“Hiking too slow is not good,” said the central bank’s governor Sethaput Suthiwartnarueput while speaking at a seminar.
“Our interest rate is now the lowest in the region while our inflation rate is one of the highest in the region,” he added.
Sethaput pointed out that there is a need to hike the interest rate because core inflation has “significantly” increased from 0.2 per cent in 2021, to more than two per cent currently.
The BoT’s Monetary Policy Committee voted 4-3 last Wednesday to hold the country’s benchmark lending rate at a record low of 0.5 per cent.
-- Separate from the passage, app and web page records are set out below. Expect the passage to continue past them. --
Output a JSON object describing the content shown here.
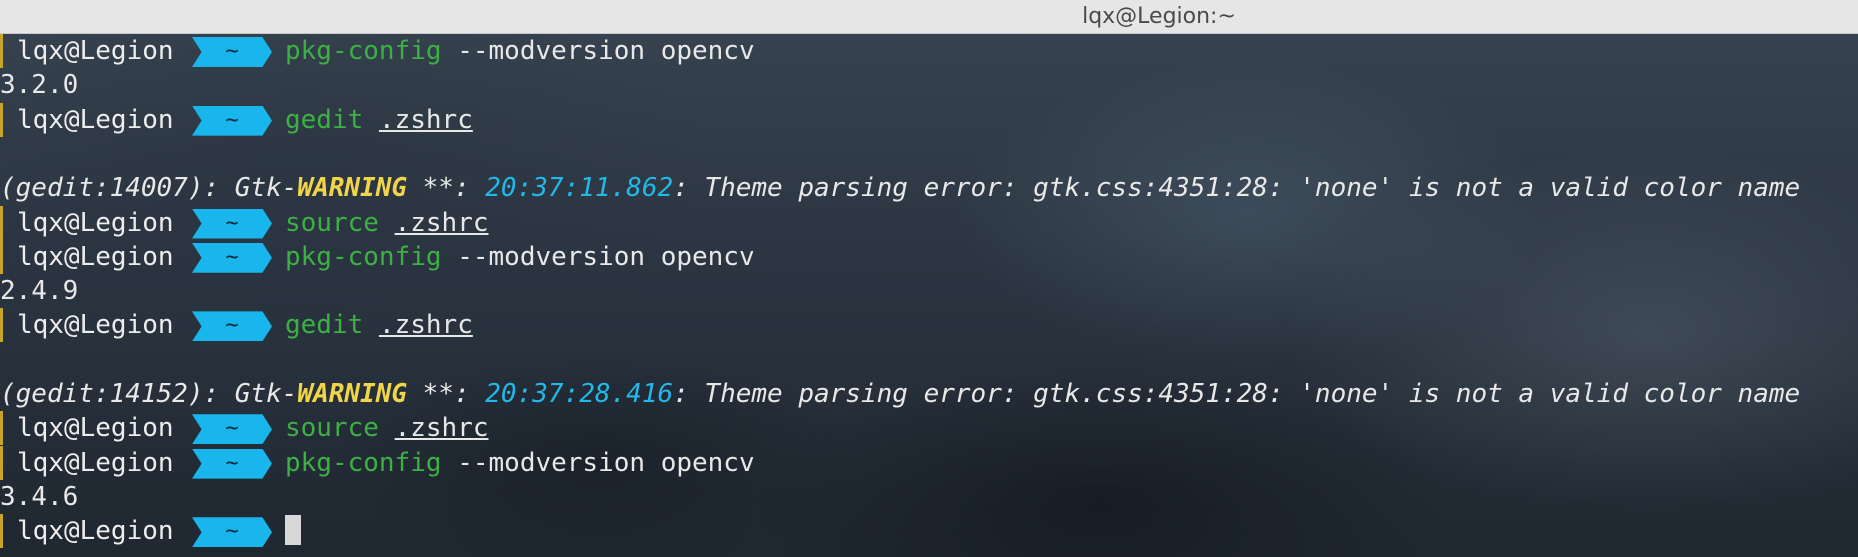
{
  "window": {
    "title": "lqx@Legion:~"
  },
  "prompt": {
    "user": "lqx@Legion",
    "dir": "~"
  },
  "lines": [
    {
      "kind": "prompt",
      "cmd": "pkg-config",
      "arg": "--modversion opencv",
      "arg_style": "plain"
    },
    {
      "kind": "output",
      "text": "3.2.0"
    },
    {
      "kind": "prompt",
      "cmd": "gedit",
      "arg": ".zshrc",
      "arg_style": "underline"
    },
    {
      "kind": "blank"
    },
    {
      "kind": "warning",
      "prefix": "(gedit:14007): Gtk-",
      "level": "WARNING",
      "sep": " **: ",
      "time": "20:37:11.862",
      "msg": ": Theme parsing error: gtk.css:4351:28: 'none' is not a valid color name"
    },
    {
      "kind": "prompt",
      "cmd": "source",
      "arg": ".zshrc",
      "arg_style": "underline"
    },
    {
      "kind": "prompt",
      "cmd": "pkg-config",
      "arg": "--modversion opencv",
      "arg_style": "plain"
    },
    {
      "kind": "output",
      "text": "2.4.9"
    },
    {
      "kind": "prompt",
      "cmd": "gedit",
      "arg": ".zshrc",
      "arg_style": "underline"
    },
    {
      "kind": "blank"
    },
    {
      "kind": "warning",
      "prefix": "(gedit:14152): Gtk-",
      "level": "WARNING",
      "sep": " **: ",
      "time": "20:37:28.416",
      "msg": ": Theme parsing error: gtk.css:4351:28: 'none' is not a valid color name"
    },
    {
      "kind": "prompt",
      "cmd": "source",
      "arg": ".zshrc",
      "arg_style": "underline"
    },
    {
      "kind": "prompt",
      "cmd": "pkg-config",
      "arg": "--modversion opencv",
      "arg_style": "plain"
    },
    {
      "kind": "output",
      "text": "3.4.6"
    },
    {
      "kind": "prompt_cursor"
    }
  ],
  "colors": {
    "prompt_dir_bg": "#18b6ec",
    "command": "#3cb043",
    "warning": "#f0d54a",
    "timestamp": "#22b8e8",
    "prompt_marker": "#c8a428"
  }
}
The MPC’s next meeting is in August.
Headline inflation increased from 4.65 per cent in April to 7.1 per cent in May while core inflation reached 2.28 per cent.
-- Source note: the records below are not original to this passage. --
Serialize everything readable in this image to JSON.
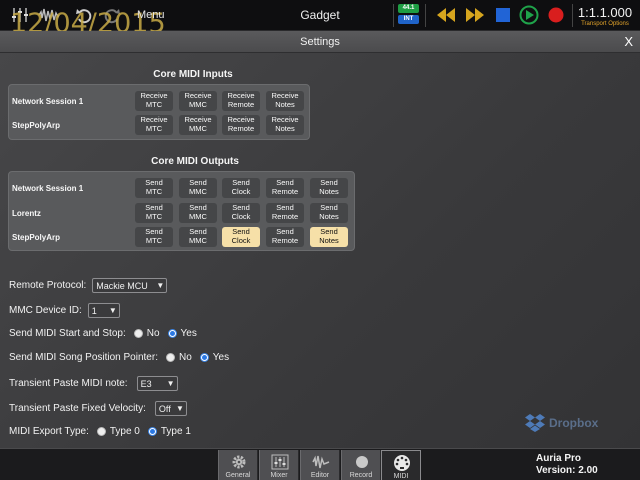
{
  "watermark_date": "12/04/2015",
  "topbar": {
    "menu_label": "Menu",
    "title": "Gadget",
    "sample_rate": "44.1",
    "sync_mode": "INT",
    "timecode": "1:1.1.000",
    "transport_options": "Transport Options",
    "icons": [
      "mixer-meter-icon",
      "waveform-icon",
      "undo-icon",
      "redo-icon",
      "rewind-icon",
      "fast-forward-icon",
      "stop-icon",
      "play-icon",
      "record-icon"
    ],
    "colors": {
      "transport_gold": "#d6a51e",
      "stop_blue": "#2164d6",
      "play_green": "#1fa34a",
      "record_red": "#d91e1e"
    }
  },
  "settings": {
    "title": "Settings",
    "close_label": "X"
  },
  "core_midi_inputs": {
    "title": "Core MIDI Inputs",
    "rows": [
      {
        "label": "Network Session 1",
        "buttons": [
          {
            "text": "Receive\nMTC",
            "active": false
          },
          {
            "text": "Receive\nMMC",
            "active": false
          },
          {
            "text": "Receive\nRemote",
            "active": false
          },
          {
            "text": "Receive\nNotes",
            "active": false
          }
        ]
      },
      {
        "label": "StepPolyArp",
        "buttons": [
          {
            "text": "Receive\nMTC",
            "active": false
          },
          {
            "text": "Receive\nMMC",
            "active": false
          },
          {
            "text": "Receive\nRemote",
            "active": false
          },
          {
            "text": "Receive\nNotes",
            "active": false
          }
        ]
      }
    ]
  },
  "core_midi_outputs": {
    "title": "Core MIDI Outputs",
    "rows": [
      {
        "label": "Network Session 1",
        "buttons": [
          {
            "text": "Send\nMTC",
            "active": false
          },
          {
            "text": "Send\nMMC",
            "active": false
          },
          {
            "text": "Send\nClock",
            "active": false
          },
          {
            "text": "Send\nRemote",
            "active": false
          },
          {
            "text": "Send\nNotes",
            "active": false
          }
        ]
      },
      {
        "label": "Lorentz",
        "buttons": [
          {
            "text": "Send\nMTC",
            "active": false
          },
          {
            "text": "Send\nMMC",
            "active": false
          },
          {
            "text": "Send\nClock",
            "active": false
          },
          {
            "text": "Send\nRemote",
            "active": false
          },
          {
            "text": "Send\nNotes",
            "active": false
          }
        ]
      },
      {
        "label": "StepPolyArp",
        "buttons": [
          {
            "text": "Send\nMTC",
            "active": false
          },
          {
            "text": "Send\nMMC",
            "active": false
          },
          {
            "text": "Send\nClock",
            "active": true
          },
          {
            "text": "Send\nRemote",
            "active": false
          },
          {
            "text": "Send\nNotes",
            "active": true
          }
        ]
      }
    ]
  },
  "form": {
    "remote_protocol": {
      "label": "Remote Protocol:",
      "value": "Mackie MCU"
    },
    "mmc_device_id": {
      "label": "MMC Device ID:",
      "value": "1"
    },
    "send_start_stop": {
      "label": "Send MIDI Start and Stop:",
      "no": "No",
      "yes": "Yes",
      "selected": "Yes"
    },
    "send_song_position": {
      "label": "Send MIDI Song Position Pointer:",
      "no": "No",
      "yes": "Yes",
      "selected": "Yes"
    },
    "transient_paste_note": {
      "label": "Transient Paste MIDI note:",
      "value": "E3"
    },
    "transient_paste_velocity": {
      "label": "Transient Paste Fixed Velocity:",
      "value": "Off"
    },
    "midi_export_type": {
      "label": "MIDI Export Type:",
      "type0": "Type 0",
      "type1": "Type 1",
      "selected": "Type 1"
    }
  },
  "dropbox_label": "Dropbox",
  "bottom_tabs": [
    {
      "label": "General",
      "icon": "gear-icon",
      "active": false
    },
    {
      "label": "Mixer",
      "icon": "mixer-icon",
      "active": false
    },
    {
      "label": "Editor",
      "icon": "editor-icon",
      "active": false
    },
    {
      "label": "Record",
      "icon": "record-circle-icon",
      "active": false
    },
    {
      "label": "MIDI",
      "icon": "midi-icon",
      "active": true
    }
  ],
  "version": {
    "product": "Auria Pro",
    "version": "Version: 2.00"
  }
}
Sethaput explained that Thailand’s monetary policy has been very accommodating for a long time because of the impacts of the Covid-19 pandemic. He said the economy is recovering and the need for a very accommodative monetary policy is dissipating.
He worries that there will be more need to aggressively increase the interest rate which is something that should be avoided, he believes.
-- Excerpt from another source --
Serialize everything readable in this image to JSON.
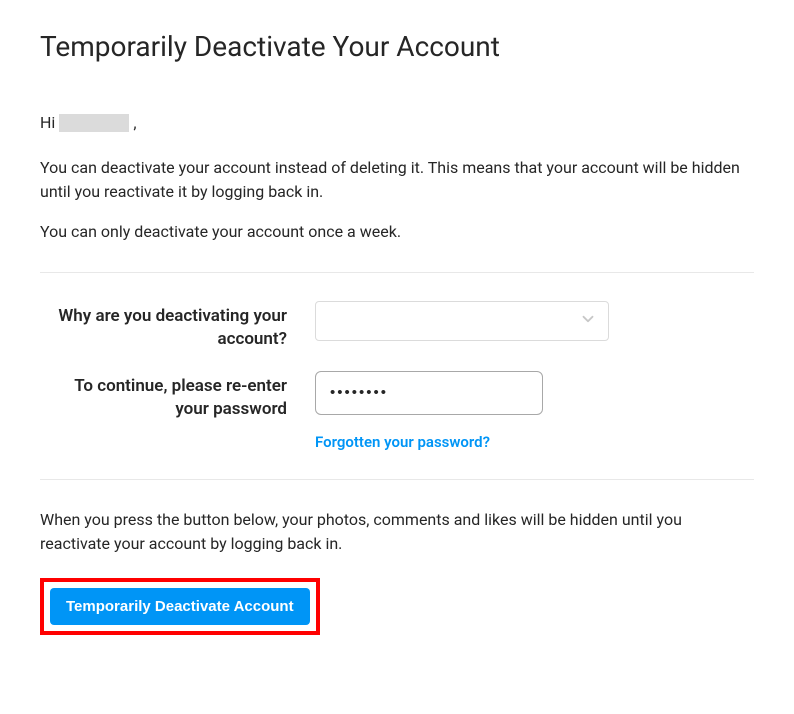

“We do not want to see that,” he said. “The hike must not be too slow to avoid being aggressive later.”
Sethaput also said there is no need to follow what other central banks are doing since the consideration of when and how to hike the policy interest rate should be based on the domestic situation such as the economic recovery and inflation.
“Just because the Fed (US Federal Reserve) is increasing, does not mean that we have to, our issues are our issues,” he said.
For fiscal measures, Finance Minister Arkhom Termpittayapaisith told reporters at the ministry on Monday the need for blanketed measures, such as the Half-Half co-payment scheme, is lessened because the impacts of the Covid pandemic are much lower and the economy is already recovering.
There is also less budget to go around at the moment.
“The government is facing limitations in terms of the budget that can be used for stimulus measures as the loan that was being used to lower the economic impacts is now not down to around 40 billion baht,” he said.
The government made 1.5 trillion baht loans to counter the impacts of the pandemic between 2020 and 2021. Last Friday, the Royal Gazette announced that the government is taking out another 13 billion baht loan from Japan for the same purpose.
Arkhom said it is time for fiscal policy to normalize and new measures will be targeted, especially for groups that are most affected by rising energy prices.
“The impacts from the Covid pandemic is much less now and the economy is now operating normally so we should lift these measures and this is also being done in other countries,” he said.
As for fiscal measures to tackle inflation, Arkhom said there are countries that did not come out with any measures to help their people from inflation and they are allowing the market mechanisms to do their work.
“One day when demand increases, the supply will increase and product prices will go down by themselves,” he said.